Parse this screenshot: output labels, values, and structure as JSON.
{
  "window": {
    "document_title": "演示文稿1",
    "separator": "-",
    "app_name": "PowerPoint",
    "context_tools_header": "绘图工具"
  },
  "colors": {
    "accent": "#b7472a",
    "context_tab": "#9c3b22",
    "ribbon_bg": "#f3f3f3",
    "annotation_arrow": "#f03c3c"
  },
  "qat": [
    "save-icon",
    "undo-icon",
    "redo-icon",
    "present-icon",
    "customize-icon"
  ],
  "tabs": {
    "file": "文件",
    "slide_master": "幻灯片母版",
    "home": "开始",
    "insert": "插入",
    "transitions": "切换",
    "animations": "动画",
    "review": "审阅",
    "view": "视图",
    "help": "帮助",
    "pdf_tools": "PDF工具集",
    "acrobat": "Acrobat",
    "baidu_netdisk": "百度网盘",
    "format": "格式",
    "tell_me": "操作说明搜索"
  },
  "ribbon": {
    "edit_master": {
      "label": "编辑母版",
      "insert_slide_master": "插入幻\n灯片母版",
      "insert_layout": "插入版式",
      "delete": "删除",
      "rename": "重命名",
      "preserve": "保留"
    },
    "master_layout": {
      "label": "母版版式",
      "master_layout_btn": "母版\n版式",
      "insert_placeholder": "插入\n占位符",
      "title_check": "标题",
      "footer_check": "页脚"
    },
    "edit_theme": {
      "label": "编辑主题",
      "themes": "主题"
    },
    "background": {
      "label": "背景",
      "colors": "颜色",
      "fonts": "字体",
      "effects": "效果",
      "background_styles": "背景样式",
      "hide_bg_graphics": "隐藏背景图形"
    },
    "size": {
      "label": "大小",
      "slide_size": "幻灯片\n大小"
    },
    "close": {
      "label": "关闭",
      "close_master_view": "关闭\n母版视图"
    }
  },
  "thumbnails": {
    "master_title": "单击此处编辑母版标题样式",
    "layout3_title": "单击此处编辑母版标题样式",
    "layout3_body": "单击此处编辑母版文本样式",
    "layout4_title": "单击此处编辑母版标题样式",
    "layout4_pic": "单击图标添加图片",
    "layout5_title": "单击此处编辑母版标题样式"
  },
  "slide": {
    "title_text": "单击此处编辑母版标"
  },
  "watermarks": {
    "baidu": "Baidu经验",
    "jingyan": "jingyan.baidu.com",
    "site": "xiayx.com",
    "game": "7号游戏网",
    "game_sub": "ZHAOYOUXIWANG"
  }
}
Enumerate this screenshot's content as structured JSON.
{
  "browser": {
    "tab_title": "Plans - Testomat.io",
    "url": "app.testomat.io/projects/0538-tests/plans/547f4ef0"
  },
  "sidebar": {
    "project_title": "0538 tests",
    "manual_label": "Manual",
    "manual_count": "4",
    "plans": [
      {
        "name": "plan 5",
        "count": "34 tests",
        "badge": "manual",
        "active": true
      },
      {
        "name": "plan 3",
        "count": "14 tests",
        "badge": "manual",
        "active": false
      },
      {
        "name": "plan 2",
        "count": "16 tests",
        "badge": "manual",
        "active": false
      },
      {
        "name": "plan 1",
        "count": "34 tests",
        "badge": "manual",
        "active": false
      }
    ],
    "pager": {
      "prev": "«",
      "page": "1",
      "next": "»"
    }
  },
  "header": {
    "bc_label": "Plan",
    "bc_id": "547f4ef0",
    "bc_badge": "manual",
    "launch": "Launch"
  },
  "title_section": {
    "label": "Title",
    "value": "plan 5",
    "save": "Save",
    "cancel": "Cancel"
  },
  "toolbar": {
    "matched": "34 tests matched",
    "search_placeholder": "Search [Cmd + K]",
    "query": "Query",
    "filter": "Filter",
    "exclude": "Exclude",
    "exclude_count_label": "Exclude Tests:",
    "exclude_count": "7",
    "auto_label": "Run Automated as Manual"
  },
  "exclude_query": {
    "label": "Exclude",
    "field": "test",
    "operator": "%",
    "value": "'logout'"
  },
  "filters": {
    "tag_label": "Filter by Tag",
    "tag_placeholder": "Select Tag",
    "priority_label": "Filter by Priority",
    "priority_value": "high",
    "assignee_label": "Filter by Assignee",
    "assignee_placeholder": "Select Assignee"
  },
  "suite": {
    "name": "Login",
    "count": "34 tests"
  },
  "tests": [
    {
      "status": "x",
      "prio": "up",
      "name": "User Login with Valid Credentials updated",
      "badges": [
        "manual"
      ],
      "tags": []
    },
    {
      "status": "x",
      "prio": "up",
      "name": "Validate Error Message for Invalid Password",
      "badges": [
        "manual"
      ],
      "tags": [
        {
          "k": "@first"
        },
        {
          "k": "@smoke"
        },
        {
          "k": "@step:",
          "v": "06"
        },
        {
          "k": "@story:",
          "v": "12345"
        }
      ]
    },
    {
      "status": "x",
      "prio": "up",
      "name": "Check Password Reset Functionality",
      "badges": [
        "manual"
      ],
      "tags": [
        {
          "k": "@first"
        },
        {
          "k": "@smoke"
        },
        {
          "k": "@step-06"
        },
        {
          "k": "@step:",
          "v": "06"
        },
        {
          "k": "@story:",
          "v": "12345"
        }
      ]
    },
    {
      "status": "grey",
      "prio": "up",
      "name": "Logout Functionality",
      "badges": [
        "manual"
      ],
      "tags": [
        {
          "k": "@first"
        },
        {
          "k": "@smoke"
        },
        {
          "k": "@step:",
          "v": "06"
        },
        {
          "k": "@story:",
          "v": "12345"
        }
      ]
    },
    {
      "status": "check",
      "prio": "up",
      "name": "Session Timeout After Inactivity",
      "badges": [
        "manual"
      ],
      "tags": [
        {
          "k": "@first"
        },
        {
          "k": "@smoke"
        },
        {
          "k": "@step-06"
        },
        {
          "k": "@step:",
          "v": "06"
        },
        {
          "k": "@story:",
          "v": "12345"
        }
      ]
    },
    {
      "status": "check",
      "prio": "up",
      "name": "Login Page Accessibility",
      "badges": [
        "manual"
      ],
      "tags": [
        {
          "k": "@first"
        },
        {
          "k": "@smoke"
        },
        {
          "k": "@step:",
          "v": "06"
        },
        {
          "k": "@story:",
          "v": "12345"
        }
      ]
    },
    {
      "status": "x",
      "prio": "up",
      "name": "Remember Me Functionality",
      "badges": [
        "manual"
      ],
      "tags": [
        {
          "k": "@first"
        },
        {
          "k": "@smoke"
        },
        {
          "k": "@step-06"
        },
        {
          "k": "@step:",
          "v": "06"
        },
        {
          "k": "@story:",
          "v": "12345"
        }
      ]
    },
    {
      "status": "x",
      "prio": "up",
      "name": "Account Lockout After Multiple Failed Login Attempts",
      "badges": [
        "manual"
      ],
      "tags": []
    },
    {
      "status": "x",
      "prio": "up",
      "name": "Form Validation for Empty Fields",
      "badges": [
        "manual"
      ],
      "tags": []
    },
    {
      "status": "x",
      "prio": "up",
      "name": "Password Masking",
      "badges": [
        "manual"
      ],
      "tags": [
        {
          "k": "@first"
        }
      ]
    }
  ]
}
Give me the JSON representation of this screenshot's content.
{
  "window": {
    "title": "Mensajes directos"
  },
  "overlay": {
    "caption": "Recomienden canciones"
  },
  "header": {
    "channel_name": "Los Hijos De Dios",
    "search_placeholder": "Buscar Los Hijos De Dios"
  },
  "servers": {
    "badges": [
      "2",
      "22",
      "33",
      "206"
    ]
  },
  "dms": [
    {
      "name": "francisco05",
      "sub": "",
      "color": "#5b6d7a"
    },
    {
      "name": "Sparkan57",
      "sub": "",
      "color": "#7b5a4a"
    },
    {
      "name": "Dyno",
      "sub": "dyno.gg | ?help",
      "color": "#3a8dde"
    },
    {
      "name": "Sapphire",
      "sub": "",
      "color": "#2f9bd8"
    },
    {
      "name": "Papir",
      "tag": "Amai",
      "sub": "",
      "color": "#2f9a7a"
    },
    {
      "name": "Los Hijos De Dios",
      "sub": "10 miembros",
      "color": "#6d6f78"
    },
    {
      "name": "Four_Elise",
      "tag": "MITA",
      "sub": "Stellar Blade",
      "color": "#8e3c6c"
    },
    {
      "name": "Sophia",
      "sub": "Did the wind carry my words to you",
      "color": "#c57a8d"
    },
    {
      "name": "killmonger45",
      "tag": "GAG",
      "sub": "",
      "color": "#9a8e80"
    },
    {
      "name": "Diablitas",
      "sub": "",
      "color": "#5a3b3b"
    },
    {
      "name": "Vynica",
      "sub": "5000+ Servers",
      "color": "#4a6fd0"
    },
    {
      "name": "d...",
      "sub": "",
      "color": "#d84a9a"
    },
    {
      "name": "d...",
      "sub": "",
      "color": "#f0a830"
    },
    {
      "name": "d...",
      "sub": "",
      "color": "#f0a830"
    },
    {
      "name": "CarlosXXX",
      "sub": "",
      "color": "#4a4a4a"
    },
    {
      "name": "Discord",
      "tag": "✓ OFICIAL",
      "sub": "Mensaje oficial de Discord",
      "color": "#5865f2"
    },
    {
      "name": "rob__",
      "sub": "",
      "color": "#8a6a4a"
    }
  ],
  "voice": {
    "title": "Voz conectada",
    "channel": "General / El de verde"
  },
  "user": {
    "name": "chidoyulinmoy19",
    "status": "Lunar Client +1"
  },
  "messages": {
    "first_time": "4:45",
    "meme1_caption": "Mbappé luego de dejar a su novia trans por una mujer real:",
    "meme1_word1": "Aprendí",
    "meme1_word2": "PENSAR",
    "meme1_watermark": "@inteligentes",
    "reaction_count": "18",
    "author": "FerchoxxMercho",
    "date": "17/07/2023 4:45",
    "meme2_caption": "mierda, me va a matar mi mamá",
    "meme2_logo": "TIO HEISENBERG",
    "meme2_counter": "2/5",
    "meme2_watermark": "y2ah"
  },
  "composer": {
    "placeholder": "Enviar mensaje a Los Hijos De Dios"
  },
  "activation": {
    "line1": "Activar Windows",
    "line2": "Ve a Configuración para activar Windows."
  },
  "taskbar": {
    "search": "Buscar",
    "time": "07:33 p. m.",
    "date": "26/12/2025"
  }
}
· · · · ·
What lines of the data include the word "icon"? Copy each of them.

# Your solution
    "save-icon",
    "undo-icon",
    "redo-icon",
    "present-icon",
    "customize-icon"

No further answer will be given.